Chandrayaan-3 is India's third lunar exploration mission, following Chandrayaan-2, with the goal of safely landing on the Moon and deploying a rover.

The mission uses the powerful GSLV Mark 3 rocket, known as the Bahubali rocket, to support the moon lander Vikram.

India's first lunar mission, Chandrayaan-1, in 2008, discovered the presence of water molecules on the Moon's surface.

Chandrayaan-3 was launched on July 14, 2023, from Sriharikota, Andhra Pradesh, and is set to land on the Moon's South Pole in August.

Modifications were made to Chandrayaan-3 to increase reliability, including a heavier Vikram Lander with more fuel for a successful landing.

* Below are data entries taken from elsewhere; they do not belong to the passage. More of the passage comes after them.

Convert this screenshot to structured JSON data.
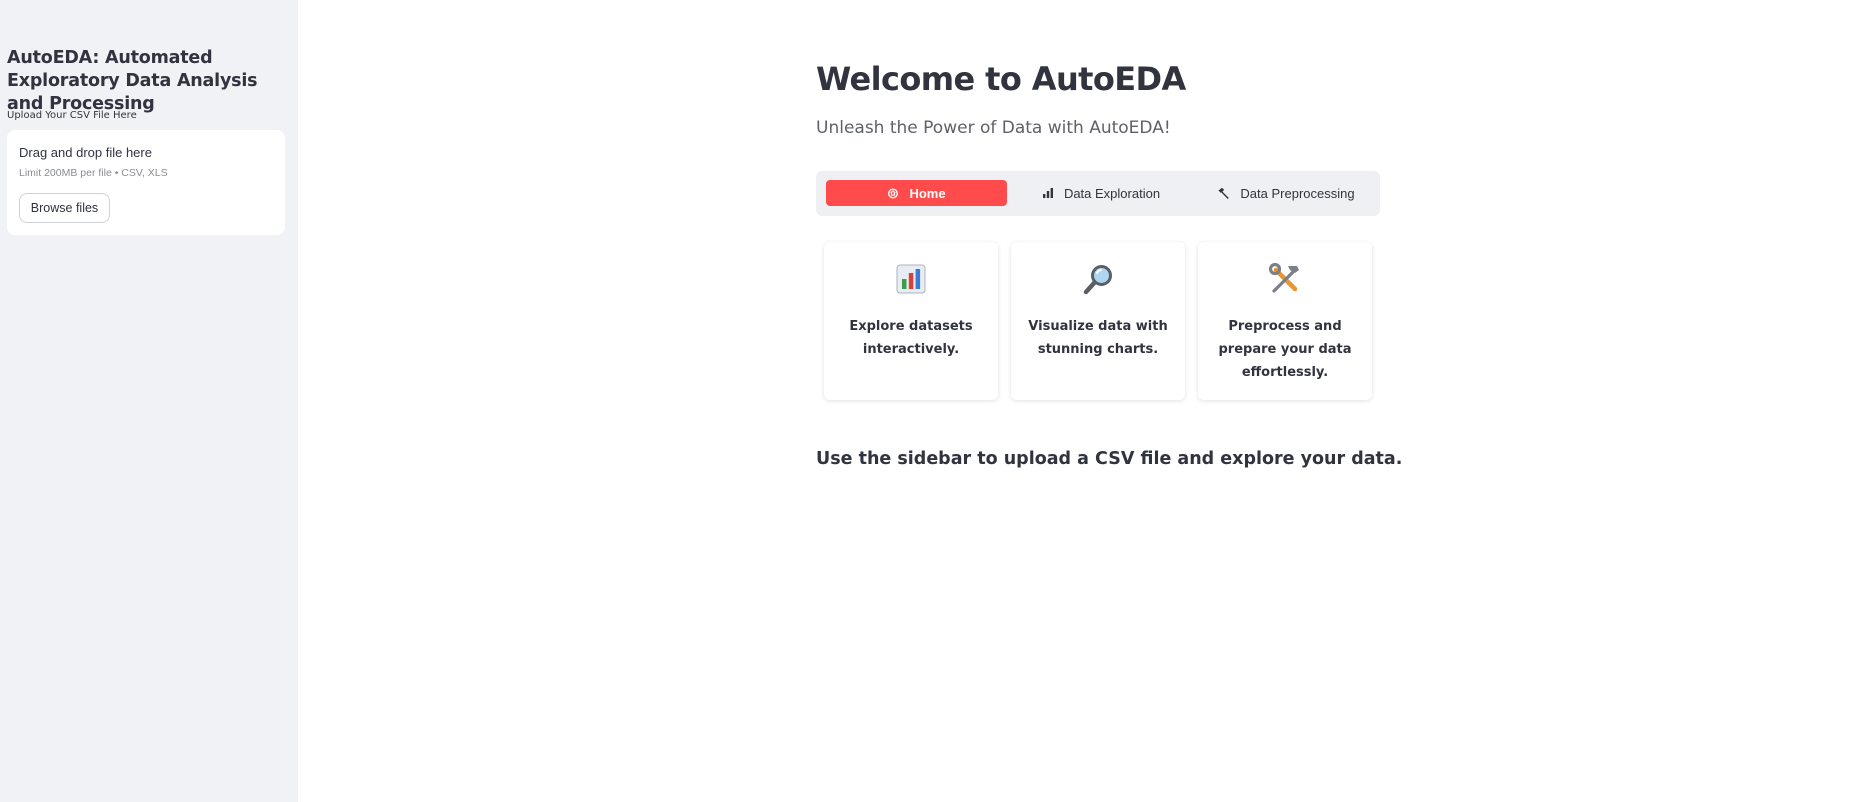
{
  "sidebar": {
    "title": "AutoEDA: Automated Exploratory Data Analysis and Processing",
    "upload_label": "Upload Your CSV File Here",
    "dropzone": {
      "title": "Drag and drop file here",
      "limit": "Limit 200MB per file • CSV, XLS",
      "browse_label": "Browse files"
    }
  },
  "main": {
    "title": "Welcome to AutoEDA",
    "subtitle": "Unleash the Power of Data with AutoEDA!",
    "tabs": [
      {
        "label": "Home",
        "icon": "home-icon",
        "active": true
      },
      {
        "label": "Data Exploration",
        "icon": "bar-chart-icon",
        "active": false
      },
      {
        "label": "Data Preprocessing",
        "icon": "hammer-icon",
        "active": false
      }
    ],
    "cards": [
      {
        "icon": "bar-chart-emoji-icon",
        "text": "Explore datasets interactively."
      },
      {
        "icon": "magnifier-emoji-icon",
        "text": "Visualize data with stunning charts."
      },
      {
        "icon": "hammer-wrench-emoji-icon",
        "text": "Preprocess and prepare your data effortlessly."
      }
    ],
    "hint": "Use the sidebar to upload a CSV file and explore your data."
  },
  "colors": {
    "accent": "#ff4b4b",
    "sidebar_bg": "#f0f2f6",
    "text": "#31333f"
  }
}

The total weight of the mission is close to the maximum capacity of India's GSLV Mk III rocket.

The Pragyan rover, powered by solar energy, will explore the Moon's surface for about 14 Earth days.

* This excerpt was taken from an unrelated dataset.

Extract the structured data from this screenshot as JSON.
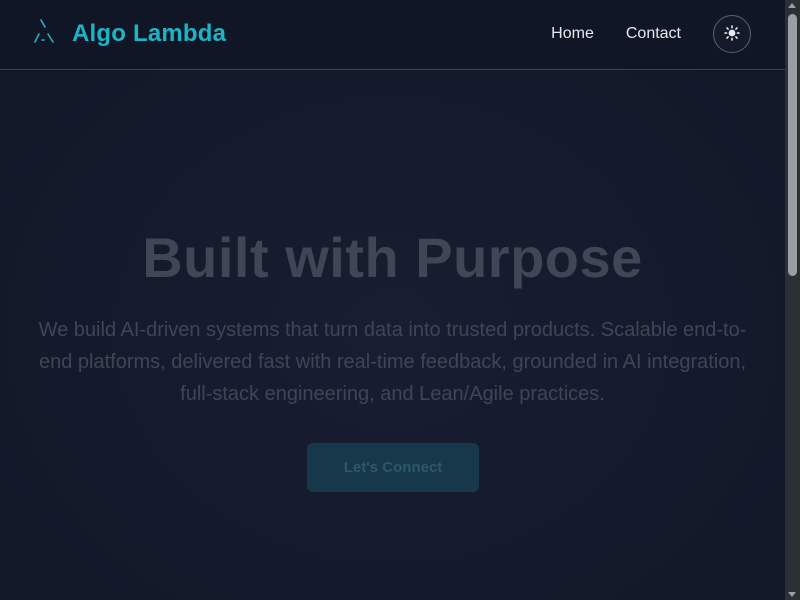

The Vikram Lander and rover are equipped with scientific instruments to study moonquakes, heat transfer, plasma, and gravitational interactions.

ISRO designed Chandrayaan-3 with a focus on ensuring a successful landing even in the face of component failures.

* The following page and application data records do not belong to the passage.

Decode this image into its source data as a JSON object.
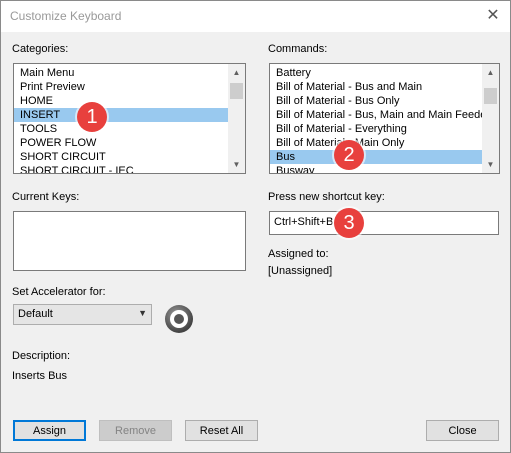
{
  "window": {
    "title": "Customize Keyboard",
    "close_icon": "close-icon"
  },
  "categories": {
    "label": "Categories:",
    "items": [
      "Main Menu",
      "Print Preview",
      "HOME",
      "INSERT",
      "TOOLS",
      "POWER FLOW",
      "SHORT CIRCUIT",
      "SHORT CIRCUIT - IEC"
    ],
    "selected": "INSERT"
  },
  "commands": {
    "label": "Commands:",
    "items": [
      "Battery",
      "Bill of Material - Bus and Main",
      "Bill of Material - Bus Only",
      "Bill of Material - Bus, Main and Main Feeder",
      "Bill of Material - Everything",
      "Bill of Material - Main Only",
      "Bus",
      "Busway"
    ],
    "selected": "Bus"
  },
  "current_keys": {
    "label": "Current Keys:"
  },
  "shortcut": {
    "label": "Press new shortcut key:",
    "value": "Ctrl+Shift+B"
  },
  "assigned": {
    "label": "Assigned to:",
    "value": "[Unassigned]"
  },
  "accelerator": {
    "label": "Set Accelerator for:",
    "value": "Default"
  },
  "description": {
    "label": "Description:",
    "text": "Inserts Bus"
  },
  "buttons": {
    "assign": "Assign",
    "remove": "Remove",
    "reset_all": "Reset All",
    "close": "Close"
  },
  "markers": [
    "1",
    "2",
    "3"
  ],
  "colors": {
    "selection": "#99c9ef",
    "marker": "#e8403d",
    "default_button_border": "#0078d7"
  }
}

If successful, India will join the United States, the former Soviet Union, China, and Israel as one of the few nations to have attempted lunar landings, boosting India's space program's global standing.